# SOURCE MATERIAL
- - - - - - -

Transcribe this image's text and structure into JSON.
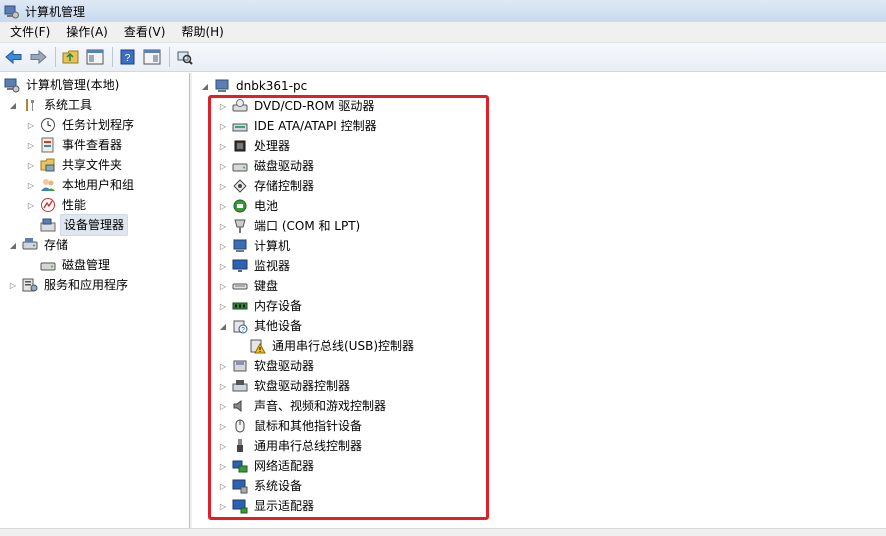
{
  "window": {
    "title": "计算机管理"
  },
  "menu": {
    "file": "文件(F)",
    "action": "操作(A)",
    "view": "查看(V)",
    "help": "帮助(H)"
  },
  "left_tree": {
    "root": "计算机管理(本地)",
    "system_tools": "系统工具",
    "task_scheduler": "任务计划程序",
    "event_viewer": "事件查看器",
    "shared_folders": "共享文件夹",
    "local_users": "本地用户和组",
    "performance": "性能",
    "device_manager": "设备管理器",
    "storage": "存储",
    "disk_management": "磁盘管理",
    "services_apps": "服务和应用程序"
  },
  "device_tree": {
    "computer_name": "dnbk361-pc",
    "categories": [
      {
        "label": "DVD/CD-ROM 驱动器",
        "icon": "dvd-drive-icon"
      },
      {
        "label": "IDE ATA/ATAPI 控制器",
        "icon": "ide-controller-icon"
      },
      {
        "label": "处理器",
        "icon": "processor-icon"
      },
      {
        "label": "磁盘驱动器",
        "icon": "disk-drive-icon"
      },
      {
        "label": "存储控制器",
        "icon": "storage-controller-icon"
      },
      {
        "label": "电池",
        "icon": "battery-icon"
      },
      {
        "label": "端口 (COM 和 LPT)",
        "icon": "port-icon"
      },
      {
        "label": "计算机",
        "icon": "computer-icon"
      },
      {
        "label": "监视器",
        "icon": "monitor-icon"
      },
      {
        "label": "键盘",
        "icon": "keyboard-icon"
      },
      {
        "label": "内存设备",
        "icon": "memory-icon"
      },
      {
        "label": "其他设备",
        "icon": "other-devices-icon"
      },
      {
        "label": "软盘驱动器",
        "icon": "floppy-drive-icon"
      },
      {
        "label": "软盘驱动器控制器",
        "icon": "floppy-controller-icon"
      },
      {
        "label": "声音、视频和游戏控制器",
        "icon": "sound-icon"
      },
      {
        "label": "鼠标和其他指针设备",
        "icon": "mouse-icon"
      },
      {
        "label": "通用串行总线控制器",
        "icon": "usb-icon"
      },
      {
        "label": "网络适配器",
        "icon": "network-adapter-icon"
      },
      {
        "label": "系统设备",
        "icon": "system-devices-icon"
      },
      {
        "label": "显示适配器",
        "icon": "display-adapter-icon"
      }
    ],
    "other_device_child": {
      "label": "通用串行总线(USB)控制器",
      "icon": "warning-icon"
    }
  },
  "colors": {
    "highlight_border": "#e01f26",
    "selection": "#dfe6ef"
  }
}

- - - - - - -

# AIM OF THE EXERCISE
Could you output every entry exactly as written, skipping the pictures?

# RESPONSE
Transcribe this image's text and structure into JSON.
{
  "window": {
    "title": "计算机管理"
  },
  "menu": {
    "file": "文件(F)",
    "action": "操作(A)",
    "view": "查看(V)",
    "help": "帮助(H)"
  },
  "left_tree": {
    "root": "计算机管理(本地)",
    "system_tools": "系统工具",
    "task_scheduler": "任务计划程序",
    "event_viewer": "事件查看器",
    "shared_folders": "共享文件夹",
    "local_users": "本地用户和组",
    "performance": "性能",
    "device_manager": "设备管理器",
    "storage": "存储",
    "disk_management": "磁盘管理",
    "services_apps": "服务和应用程序"
  },
  "device_tree": {
    "computer_name": "dnbk361-pc",
    "categories": [
      {
        "label": "DVD/CD-ROM 驱动器",
        "icon": "dvd-drive-icon"
      },
      {
        "label": "IDE ATA/ATAPI 控制器",
        "icon": "ide-controller-icon"
      },
      {
        "label": "处理器",
        "icon": "processor-icon"
      },
      {
        "label": "磁盘驱动器",
        "icon": "disk-drive-icon"
      },
      {
        "label": "存储控制器",
        "icon": "storage-controller-icon"
      },
      {
        "label": "电池",
        "icon": "battery-icon"
      },
      {
        "label": "端口 (COM 和 LPT)",
        "icon": "port-icon"
      },
      {
        "label": "计算机",
        "icon": "computer-icon"
      },
      {
        "label": "监视器",
        "icon": "monitor-icon"
      },
      {
        "label": "键盘",
        "icon": "keyboard-icon"
      },
      {
        "label": "内存设备",
        "icon": "memory-icon"
      },
      {
        "label": "其他设备",
        "icon": "other-devices-icon"
      },
      {
        "label": "软盘驱动器",
        "icon": "floppy-drive-icon"
      },
      {
        "label": "软盘驱动器控制器",
        "icon": "floppy-controller-icon"
      },
      {
        "label": "声音、视频和游戏控制器",
        "icon": "sound-icon"
      },
      {
        "label": "鼠标和其他指针设备",
        "icon": "mouse-icon"
      },
      {
        "label": "通用串行总线控制器",
        "icon": "usb-icon"
      },
      {
        "label": "网络适配器",
        "icon": "network-adapter-icon"
      },
      {
        "label": "系统设备",
        "icon": "system-devices-icon"
      },
      {
        "label": "显示适配器",
        "icon": "display-adapter-icon"
      }
    ],
    "other_device_child": {
      "label": "通用串行总线(USB)控制器",
      "icon": "warning-icon"
    }
  },
  "colors": {
    "highlight_border": "#e01f26",
    "selection": "#dfe6ef"
  }
}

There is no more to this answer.